Exactly as written, return all the data, leaving its pictures behind.
▬▬▬
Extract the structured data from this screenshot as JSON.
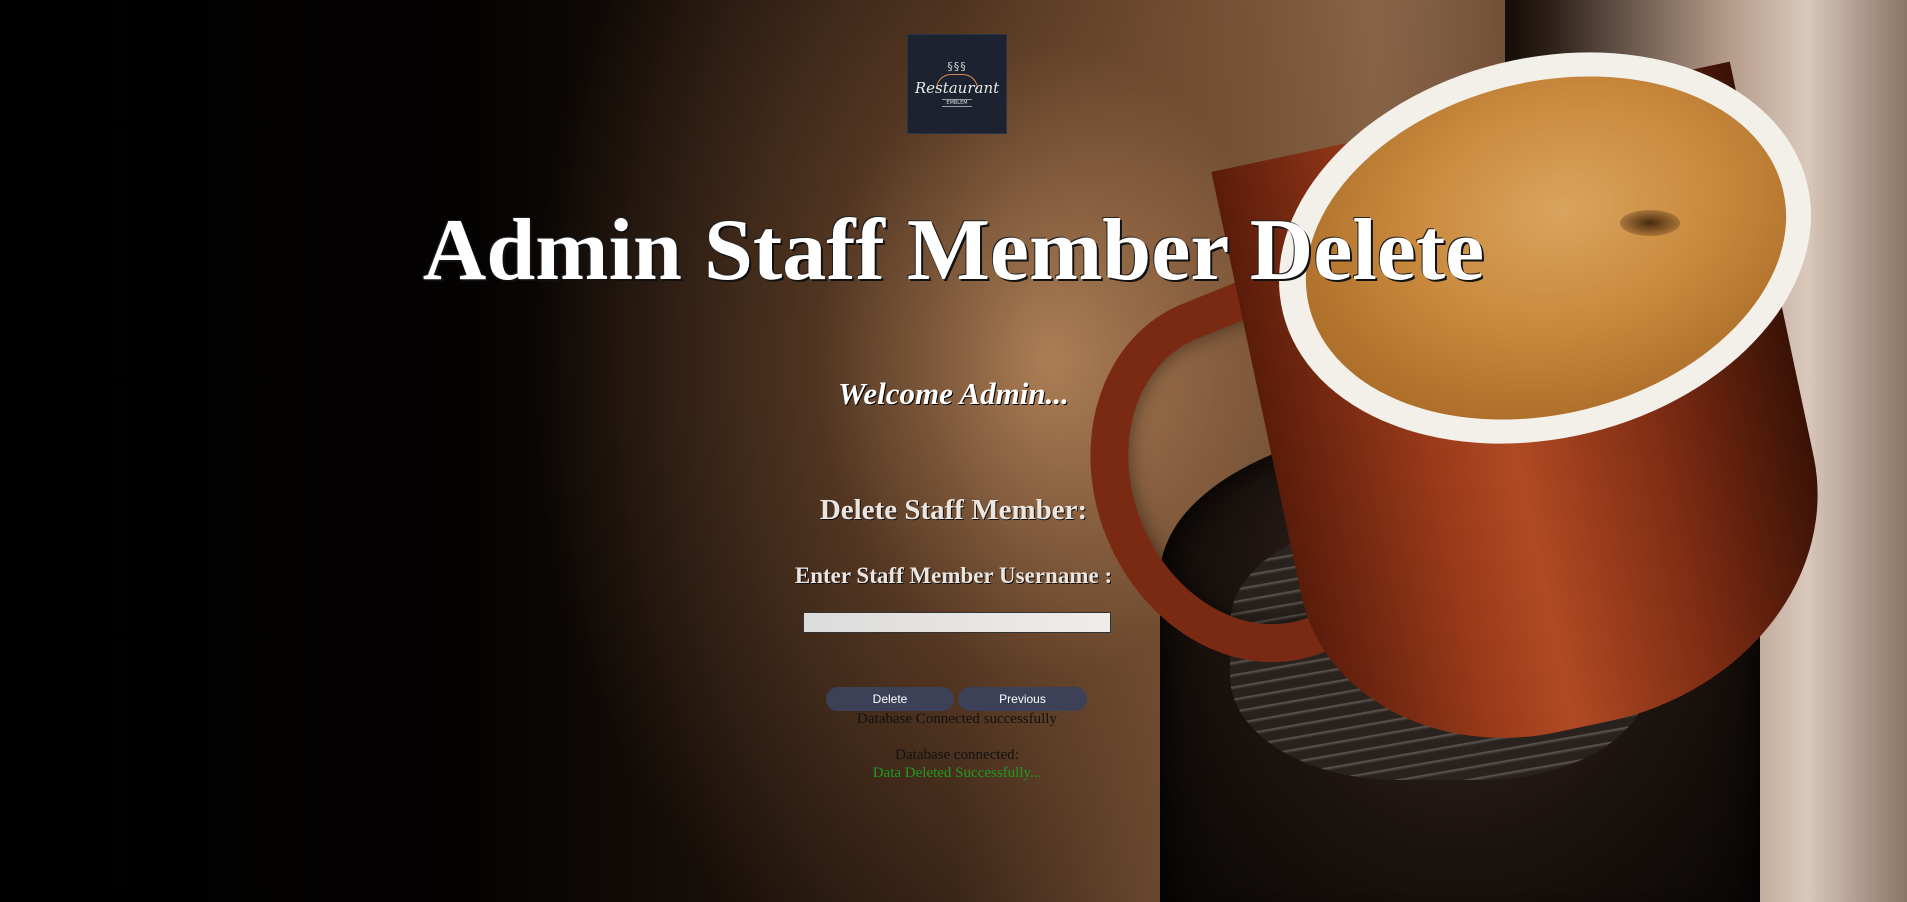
{
  "logo": {
    "script_text": "Restaurant",
    "sub_text": "EMBLEM"
  },
  "header": {
    "title": "Admin Staff Member Delete",
    "welcome": "Welcome Admin..."
  },
  "form": {
    "heading": "Delete Staff Member:",
    "username_label": "Enter Staff Member Username :",
    "username_value": "",
    "delete_label": "Delete",
    "previous_label": "Previous"
  },
  "status": {
    "connected": "Database Connected successfully",
    "db_connected": "Database connected:",
    "deleted": "Data Deleted Successfully..."
  },
  "colors": {
    "button_bg": "#3c4157",
    "success_text": "#1f9a22"
  }
}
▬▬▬
RESPONSE TO THE TASK =>
Extract the structured data from this screenshot as JSON.
{
  "logo": {
    "script_text": "Restaurant",
    "sub_text": "EMBLEM"
  },
  "header": {
    "title": "Admin Staff Member Delete",
    "welcome": "Welcome Admin..."
  },
  "form": {
    "heading": "Delete Staff Member:",
    "username_label": "Enter Staff Member Username :",
    "username_value": "",
    "delete_label": "Delete",
    "previous_label": "Previous"
  },
  "status": {
    "connected": "Database Connected successfully",
    "db_connected": "Database connected:",
    "deleted": "Data Deleted Successfully..."
  },
  "colors": {
    "button_bg": "#3c4157",
    "success_text": "#1f9a22"
  }
}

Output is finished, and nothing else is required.